The Travel Photographer has been on a roll the last few days. On Friday he posted a short article about Model Releases, on Saturday an article about the censorship of war photographers, and on Sunday, an article about photographing people and the need for relationships. All good stuff. The article on model releases reminded me to finally post my thoughts – I get at least a couple emails a week asking me how I approach this subject.
Q:Do I use model releases when I shoot internationally.
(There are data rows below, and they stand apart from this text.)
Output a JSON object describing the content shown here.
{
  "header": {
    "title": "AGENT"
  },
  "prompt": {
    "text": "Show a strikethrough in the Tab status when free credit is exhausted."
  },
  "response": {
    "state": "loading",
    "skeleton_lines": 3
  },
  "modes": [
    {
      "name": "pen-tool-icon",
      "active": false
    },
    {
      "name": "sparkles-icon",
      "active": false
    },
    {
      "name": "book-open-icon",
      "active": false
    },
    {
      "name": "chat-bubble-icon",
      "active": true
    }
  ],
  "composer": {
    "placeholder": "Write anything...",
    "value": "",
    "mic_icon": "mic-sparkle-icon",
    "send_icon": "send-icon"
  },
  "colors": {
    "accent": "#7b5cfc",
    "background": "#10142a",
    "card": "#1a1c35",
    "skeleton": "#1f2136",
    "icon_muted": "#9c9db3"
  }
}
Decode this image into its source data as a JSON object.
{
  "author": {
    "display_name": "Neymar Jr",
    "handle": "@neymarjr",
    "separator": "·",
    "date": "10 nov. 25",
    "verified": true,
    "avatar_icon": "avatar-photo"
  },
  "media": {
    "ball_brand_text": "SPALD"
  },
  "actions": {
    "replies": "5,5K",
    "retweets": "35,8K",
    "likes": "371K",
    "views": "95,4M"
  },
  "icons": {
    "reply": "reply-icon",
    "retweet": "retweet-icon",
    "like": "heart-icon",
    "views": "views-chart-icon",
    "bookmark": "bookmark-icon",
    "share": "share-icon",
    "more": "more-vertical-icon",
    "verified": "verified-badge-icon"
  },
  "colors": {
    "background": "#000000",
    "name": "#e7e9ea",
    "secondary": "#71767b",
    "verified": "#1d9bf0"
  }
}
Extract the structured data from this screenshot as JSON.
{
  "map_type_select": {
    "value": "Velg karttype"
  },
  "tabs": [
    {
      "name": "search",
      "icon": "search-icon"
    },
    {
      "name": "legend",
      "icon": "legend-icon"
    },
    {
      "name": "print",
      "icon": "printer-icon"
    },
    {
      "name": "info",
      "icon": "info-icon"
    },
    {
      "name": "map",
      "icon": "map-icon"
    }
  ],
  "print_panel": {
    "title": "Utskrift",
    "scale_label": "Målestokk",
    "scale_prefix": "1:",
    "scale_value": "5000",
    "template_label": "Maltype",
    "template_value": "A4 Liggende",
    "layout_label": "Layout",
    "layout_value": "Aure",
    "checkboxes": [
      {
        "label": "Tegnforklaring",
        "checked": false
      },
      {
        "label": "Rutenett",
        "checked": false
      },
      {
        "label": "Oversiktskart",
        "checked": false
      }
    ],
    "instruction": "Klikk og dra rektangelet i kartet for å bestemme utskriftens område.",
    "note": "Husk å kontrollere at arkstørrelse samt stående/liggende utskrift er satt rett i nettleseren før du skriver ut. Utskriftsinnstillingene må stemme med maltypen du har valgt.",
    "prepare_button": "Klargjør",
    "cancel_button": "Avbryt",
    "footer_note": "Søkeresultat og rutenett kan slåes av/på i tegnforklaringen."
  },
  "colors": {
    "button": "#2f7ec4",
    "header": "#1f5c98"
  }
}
A: Sometimes. When I shoot for a client, like World Vision, and they ask for signed consent, we get it. It’s not always easy, but we have field staff who speak the language and usually the hardest part is just tracking down the actual legal guardian of children we’ve photographed. But when I travel on my own and shoot for my portfolio or no specific client, I do not release my images. My rational is similar to that of Tewfic El-Sawy – it’s just not feasable, or even appropriate sometimes. How do you deal with people who are iliterate? What about child-headed households in Africa? What about plain old language barriers?
Doesn’t this prevent me from selling certain images to certain clients? Yes it does, and I’m ok with that. In the end the question is not “should I get my images released?” it’s “does my intended use or client require that I have a release?” If the answer is yes, then you need releases or you need to change your expectations for the uses of your images.
There’s some good discussion about all this going on these days over at Scott Kelby’s blog, and the input is coming from experts, not just other photographers with opinions. Start HERE.
Speaking of Scott Kelby – check in on his blog today (Monday), rumour has it he’s making a big announcement about August 23. I’ll recap it once it’s been made public, but you’re going to want to get in on this if you can. Scott’s blog HERE.